**WORK TO BE COMPLETED**
Find and copy the lines in the records beneath this task that contain the word "name".

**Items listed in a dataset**
----------------

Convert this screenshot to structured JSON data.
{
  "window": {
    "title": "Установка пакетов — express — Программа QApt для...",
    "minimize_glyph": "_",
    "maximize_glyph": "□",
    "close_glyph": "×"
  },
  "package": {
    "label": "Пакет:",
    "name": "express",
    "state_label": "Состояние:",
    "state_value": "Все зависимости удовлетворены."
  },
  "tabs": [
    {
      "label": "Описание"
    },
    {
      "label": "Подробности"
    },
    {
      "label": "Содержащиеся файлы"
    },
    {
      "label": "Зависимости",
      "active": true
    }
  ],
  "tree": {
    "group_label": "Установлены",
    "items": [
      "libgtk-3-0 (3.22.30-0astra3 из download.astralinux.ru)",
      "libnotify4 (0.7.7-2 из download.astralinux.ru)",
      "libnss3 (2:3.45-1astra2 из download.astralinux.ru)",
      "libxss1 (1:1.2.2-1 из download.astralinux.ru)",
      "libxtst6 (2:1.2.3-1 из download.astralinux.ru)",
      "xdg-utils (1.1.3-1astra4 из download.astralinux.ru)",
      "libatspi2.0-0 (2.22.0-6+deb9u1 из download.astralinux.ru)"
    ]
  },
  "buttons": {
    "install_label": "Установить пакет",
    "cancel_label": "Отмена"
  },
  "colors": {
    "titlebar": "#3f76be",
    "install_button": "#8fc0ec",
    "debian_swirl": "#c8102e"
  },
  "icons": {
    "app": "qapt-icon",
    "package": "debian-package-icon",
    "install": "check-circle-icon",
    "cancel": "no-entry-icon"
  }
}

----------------

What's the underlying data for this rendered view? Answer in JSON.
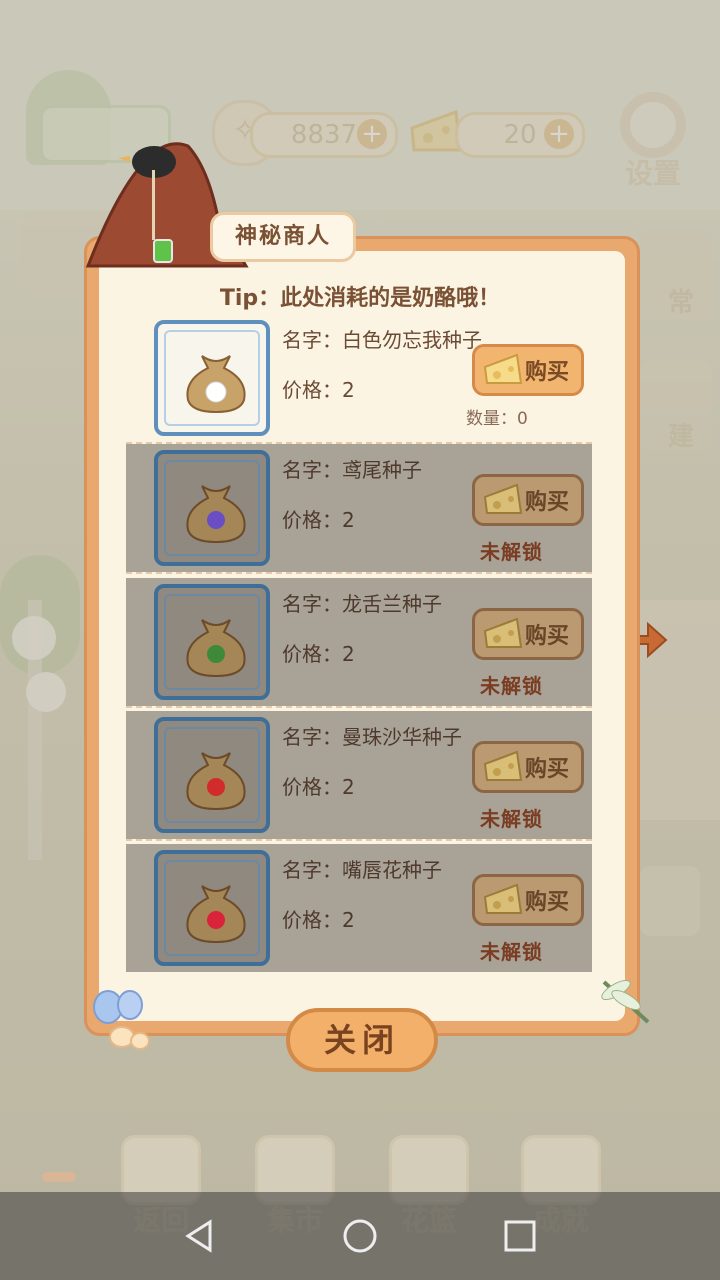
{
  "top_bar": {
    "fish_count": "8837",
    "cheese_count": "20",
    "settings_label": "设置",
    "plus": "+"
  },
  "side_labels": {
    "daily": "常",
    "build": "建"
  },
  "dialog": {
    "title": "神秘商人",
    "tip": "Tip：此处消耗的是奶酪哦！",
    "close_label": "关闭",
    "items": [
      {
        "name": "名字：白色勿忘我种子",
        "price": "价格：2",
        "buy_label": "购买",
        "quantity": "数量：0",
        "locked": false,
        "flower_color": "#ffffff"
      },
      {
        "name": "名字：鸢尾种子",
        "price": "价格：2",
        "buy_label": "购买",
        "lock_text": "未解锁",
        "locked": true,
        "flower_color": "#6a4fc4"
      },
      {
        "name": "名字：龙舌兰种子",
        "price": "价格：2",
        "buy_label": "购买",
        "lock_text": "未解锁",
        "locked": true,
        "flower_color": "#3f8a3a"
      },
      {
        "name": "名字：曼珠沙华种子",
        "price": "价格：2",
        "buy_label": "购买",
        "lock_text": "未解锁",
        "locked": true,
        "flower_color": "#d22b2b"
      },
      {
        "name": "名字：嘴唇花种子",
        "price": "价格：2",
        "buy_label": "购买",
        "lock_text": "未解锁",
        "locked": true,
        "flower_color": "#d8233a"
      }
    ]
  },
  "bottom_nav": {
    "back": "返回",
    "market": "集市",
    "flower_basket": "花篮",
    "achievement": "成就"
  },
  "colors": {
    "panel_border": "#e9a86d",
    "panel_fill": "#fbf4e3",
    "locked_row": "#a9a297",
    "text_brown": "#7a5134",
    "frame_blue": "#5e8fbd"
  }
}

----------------

**ANSWER SECTION**
    "name": "express",
        "name": "名字：白色勿忘我种子",
        "name": "名字：鸢尾种子",
        "name": "名字：龙舌兰种子",
        "name": "名字：曼珠沙华种子",
        "name": "名字：嘴唇花种子",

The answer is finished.